*** Block opens ***

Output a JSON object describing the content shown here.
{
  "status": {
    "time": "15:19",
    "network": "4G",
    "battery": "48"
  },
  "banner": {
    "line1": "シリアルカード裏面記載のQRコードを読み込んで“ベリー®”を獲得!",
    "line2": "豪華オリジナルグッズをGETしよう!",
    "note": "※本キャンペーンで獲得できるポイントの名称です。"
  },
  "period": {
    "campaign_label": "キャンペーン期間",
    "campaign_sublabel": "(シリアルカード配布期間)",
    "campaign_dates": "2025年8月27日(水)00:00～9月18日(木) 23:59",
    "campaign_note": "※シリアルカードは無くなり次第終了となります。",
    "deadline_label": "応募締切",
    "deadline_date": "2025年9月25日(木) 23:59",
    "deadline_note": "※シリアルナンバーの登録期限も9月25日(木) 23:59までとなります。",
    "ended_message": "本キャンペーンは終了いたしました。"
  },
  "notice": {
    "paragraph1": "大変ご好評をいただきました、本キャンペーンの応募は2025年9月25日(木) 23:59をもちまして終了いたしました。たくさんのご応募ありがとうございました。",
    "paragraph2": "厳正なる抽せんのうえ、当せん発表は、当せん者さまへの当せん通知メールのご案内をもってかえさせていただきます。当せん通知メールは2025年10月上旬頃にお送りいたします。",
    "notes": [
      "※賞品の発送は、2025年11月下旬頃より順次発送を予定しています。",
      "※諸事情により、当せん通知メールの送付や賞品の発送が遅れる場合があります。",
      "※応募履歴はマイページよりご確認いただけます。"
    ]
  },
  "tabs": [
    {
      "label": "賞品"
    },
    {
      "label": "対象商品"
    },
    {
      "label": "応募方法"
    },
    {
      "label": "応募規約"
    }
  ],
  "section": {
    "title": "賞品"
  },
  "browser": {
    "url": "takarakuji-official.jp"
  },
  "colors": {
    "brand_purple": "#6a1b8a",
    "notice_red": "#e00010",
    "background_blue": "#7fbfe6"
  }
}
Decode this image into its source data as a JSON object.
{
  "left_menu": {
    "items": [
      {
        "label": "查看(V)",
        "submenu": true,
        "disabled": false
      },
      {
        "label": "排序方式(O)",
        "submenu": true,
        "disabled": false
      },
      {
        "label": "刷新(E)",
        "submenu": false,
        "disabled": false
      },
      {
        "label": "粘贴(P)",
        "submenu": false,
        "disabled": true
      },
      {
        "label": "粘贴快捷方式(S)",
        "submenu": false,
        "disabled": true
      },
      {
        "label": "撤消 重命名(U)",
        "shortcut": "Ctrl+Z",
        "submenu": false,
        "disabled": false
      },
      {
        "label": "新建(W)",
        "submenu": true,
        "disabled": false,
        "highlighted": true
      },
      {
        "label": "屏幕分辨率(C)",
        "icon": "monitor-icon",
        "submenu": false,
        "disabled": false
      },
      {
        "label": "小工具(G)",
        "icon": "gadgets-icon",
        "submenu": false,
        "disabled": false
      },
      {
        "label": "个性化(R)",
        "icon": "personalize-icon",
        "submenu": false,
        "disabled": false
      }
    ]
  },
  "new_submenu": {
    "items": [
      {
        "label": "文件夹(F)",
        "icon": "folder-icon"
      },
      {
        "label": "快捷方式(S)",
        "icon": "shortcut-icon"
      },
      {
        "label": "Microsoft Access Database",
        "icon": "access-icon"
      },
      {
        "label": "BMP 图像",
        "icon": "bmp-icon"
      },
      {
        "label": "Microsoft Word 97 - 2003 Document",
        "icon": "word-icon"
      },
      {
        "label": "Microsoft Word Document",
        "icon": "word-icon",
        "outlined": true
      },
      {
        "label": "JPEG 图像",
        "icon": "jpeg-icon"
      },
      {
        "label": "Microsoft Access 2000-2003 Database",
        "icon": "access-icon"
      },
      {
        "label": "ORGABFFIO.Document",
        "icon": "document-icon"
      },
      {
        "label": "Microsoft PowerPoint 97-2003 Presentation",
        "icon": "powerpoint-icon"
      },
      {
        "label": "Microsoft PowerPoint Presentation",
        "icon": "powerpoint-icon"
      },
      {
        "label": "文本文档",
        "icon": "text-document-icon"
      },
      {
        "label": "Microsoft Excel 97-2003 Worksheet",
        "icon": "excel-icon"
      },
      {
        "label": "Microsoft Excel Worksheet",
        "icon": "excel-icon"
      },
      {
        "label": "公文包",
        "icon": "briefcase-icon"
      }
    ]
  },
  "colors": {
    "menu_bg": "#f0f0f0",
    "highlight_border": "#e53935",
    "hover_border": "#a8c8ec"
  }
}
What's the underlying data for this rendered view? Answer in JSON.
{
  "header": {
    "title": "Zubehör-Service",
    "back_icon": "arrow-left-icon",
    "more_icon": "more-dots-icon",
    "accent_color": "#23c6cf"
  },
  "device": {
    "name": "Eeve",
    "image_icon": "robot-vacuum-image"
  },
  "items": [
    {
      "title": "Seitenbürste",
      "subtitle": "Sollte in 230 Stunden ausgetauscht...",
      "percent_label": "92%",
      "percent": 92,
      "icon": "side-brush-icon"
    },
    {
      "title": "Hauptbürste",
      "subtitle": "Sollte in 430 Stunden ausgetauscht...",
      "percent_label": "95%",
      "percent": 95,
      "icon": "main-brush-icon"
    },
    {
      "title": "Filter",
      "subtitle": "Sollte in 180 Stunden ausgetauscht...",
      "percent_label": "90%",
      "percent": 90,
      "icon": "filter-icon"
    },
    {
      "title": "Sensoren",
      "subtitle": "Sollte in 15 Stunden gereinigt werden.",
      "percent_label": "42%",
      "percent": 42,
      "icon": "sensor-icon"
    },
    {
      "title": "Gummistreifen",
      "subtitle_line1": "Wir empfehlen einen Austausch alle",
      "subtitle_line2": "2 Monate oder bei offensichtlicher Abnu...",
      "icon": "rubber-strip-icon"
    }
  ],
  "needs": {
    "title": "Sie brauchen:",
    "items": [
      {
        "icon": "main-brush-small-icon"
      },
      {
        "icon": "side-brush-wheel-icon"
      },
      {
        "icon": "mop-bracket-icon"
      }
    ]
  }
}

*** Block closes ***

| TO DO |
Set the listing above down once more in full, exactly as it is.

| RESPONSE |
Output a JSON object describing the content shown here.
{
  "status": {
    "time": "15:19",
    "network": "4G",
    "battery": "48"
  },
  "banner": {
    "line1": "シリアルカード裏面記載のQRコードを読み込んで“ベリー®”を獲得!",
    "line2": "豪華オリジナルグッズをGETしよう!",
    "note": "※本キャンペーンで獲得できるポイントの名称です。"
  },
  "period": {
    "campaign_label": "キャンペーン期間",
    "campaign_sublabel": "(シリアルカード配布期間)",
    "campaign_dates": "2025年8月27日(水)00:00～9月18日(木) 23:59",
    "campaign_note": "※シリアルカードは無くなり次第終了となります。",
    "deadline_label": "応募締切",
    "deadline_date": "2025年9月25日(木) 23:59",
    "deadline_note": "※シリアルナンバーの登録期限も9月25日(木) 23:59までとなります。",
    "ended_message": "本キャンペーンは終了いたしました。"
  },
  "notice": {
    "paragraph1": "大変ご好評をいただきました、本キャンペーンの応募は2025年9月25日(木) 23:59をもちまして終了いたしました。たくさんのご応募ありがとうございました。",
    "paragraph2": "厳正なる抽せんのうえ、当せん発表は、当せん者さまへの当せん通知メールのご案内をもってかえさせていただきます。当せん通知メールは2025年10月上旬頃にお送りいたします。",
    "notes": [
      "※賞品の発送は、2025年11月下旬頃より順次発送を予定しています。",
      "※諸事情により、当せん通知メールの送付や賞品の発送が遅れる場合があります。",
      "※応募履歴はマイページよりご確認いただけます。"
    ]
  },
  "tabs": [
    {
      "label": "賞品"
    },
    {
      "label": "対象商品"
    },
    {
      "label": "応募方法"
    },
    {
      "label": "応募規約"
    }
  ],
  "section": {
    "title": "賞品"
  },
  "browser": {
    "url": "takarakuji-official.jp"
  },
  "colors": {
    "brand_purple": "#6a1b8a",
    "notice_red": "#e00010",
    "background_blue": "#7fbfe6"
  }
}
Decode this image into its source data as a JSON object.
{
  "left_menu": {
    "items": [
      {
        "label": "查看(V)",
        "submenu": true,
        "disabled": false
      },
      {
        "label": "排序方式(O)",
        "submenu": true,
        "disabled": false
      },
      {
        "label": "刷新(E)",
        "submenu": false,
        "disabled": false
      },
      {
        "label": "粘贴(P)",
        "submenu": false,
        "disabled": true
      },
      {
        "label": "粘贴快捷方式(S)",
        "submenu": false,
        "disabled": true
      },
      {
        "label": "撤消 重命名(U)",
        "shortcut": "Ctrl+Z",
        "submenu": false,
        "disabled": false
      },
      {
        "label": "新建(W)",
        "submenu": true,
        "disabled": false,
        "highlighted": true
      },
      {
        "label": "屏幕分辨率(C)",
        "icon": "monitor-icon",
        "submenu": false,
        "disabled": false
      },
      {
        "label": "小工具(G)",
        "icon": "gadgets-icon",
        "submenu": false,
        "disabled": false
      },
      {
        "label": "个性化(R)",
        "icon": "personalize-icon",
        "submenu": false,
        "disabled": false
      }
    ]
  },
  "new_submenu": {
    "items": [
      {
        "label": "文件夹(F)",
        "icon": "folder-icon"
      },
      {
        "label": "快捷方式(S)",
        "icon": "shortcut-icon"
      },
      {
        "label": "Microsoft Access Database",
        "icon": "access-icon"
      },
      {
        "label": "BMP 图像",
        "icon": "bmp-icon"
      },
      {
        "label": "Microsoft Word 97 - 2003 Document",
        "icon": "word-icon"
      },
      {
        "label": "Microsoft Word Document",
        "icon": "word-icon",
        "outlined": true
      },
      {
        "label": "JPEG 图像",
        "icon": "jpeg-icon"
      },
      {
        "label": "Microsoft Access 2000-2003 Database",
        "icon": "access-icon"
      },
      {
        "label": "ORGABFFIO.Document",
        "icon": "document-icon"
      },
      {
        "label": "Microsoft PowerPoint 97-2003 Presentation",
        "icon": "powerpoint-icon"
      },
      {
        "label": "Microsoft PowerPoint Presentation",
        "icon": "powerpoint-icon"
      },
      {
        "label": "文本文档",
        "icon": "text-document-icon"
      },
      {
        "label": "Microsoft Excel 97-2003 Worksheet",
        "icon": "excel-icon"
      },
      {
        "label": "Microsoft Excel Worksheet",
        "icon": "excel-icon"
      },
      {
        "label": "公文包",
        "icon": "briefcase-icon"
      }
    ]
  },
  "colors": {
    "menu_bg": "#f0f0f0",
    "highlight_border": "#e53935",
    "hover_border": "#a8c8ec"
  }
}
What's the underlying data for this rendered view? Answer in JSON.
{
  "header": {
    "title": "Zubehör-Service",
    "back_icon": "arrow-left-icon",
    "more_icon": "more-dots-icon",
    "accent_color": "#23c6cf"
  },
  "device": {
    "name": "Eeve",
    "image_icon": "robot-vacuum-image"
  },
  "items": [
    {
      "title": "Seitenbürste",
      "subtitle": "Sollte in 230 Stunden ausgetauscht...",
      "percent_label": "92%",
      "percent": 92,
      "icon": "side-brush-icon"
    },
    {
      "title": "Hauptbürste",
      "subtitle": "Sollte in 430 Stunden ausgetauscht...",
      "percent_label": "95%",
      "percent": 95,
      "icon": "main-brush-icon"
    },
    {
      "title": "Filter",
      "subtitle": "Sollte in 180 Stunden ausgetauscht...",
      "percent_label": "90%",
      "percent": 90,
      "icon": "filter-icon"
    },
    {
      "title": "Sensoren",
      "subtitle": "Sollte in 15 Stunden gereinigt werden.",
      "percent_label": "42%",
      "percent": 42,
      "icon": "sensor-icon"
    },
    {
      "title": "Gummistreifen",
      "subtitle_line1": "Wir empfehlen einen Austausch alle",
      "subtitle_line2": "2 Monate oder bei offensichtlicher Abnu...",
      "icon": "rubber-strip-icon"
    }
  ],
  "needs": {
    "title": "Sie brauchen:",
    "items": [
      {
        "icon": "main-brush-small-icon"
      },
      {
        "icon": "side-brush-wheel-icon"
      },
      {
        "icon": "mop-bracket-icon"
      }
    ]
  }
}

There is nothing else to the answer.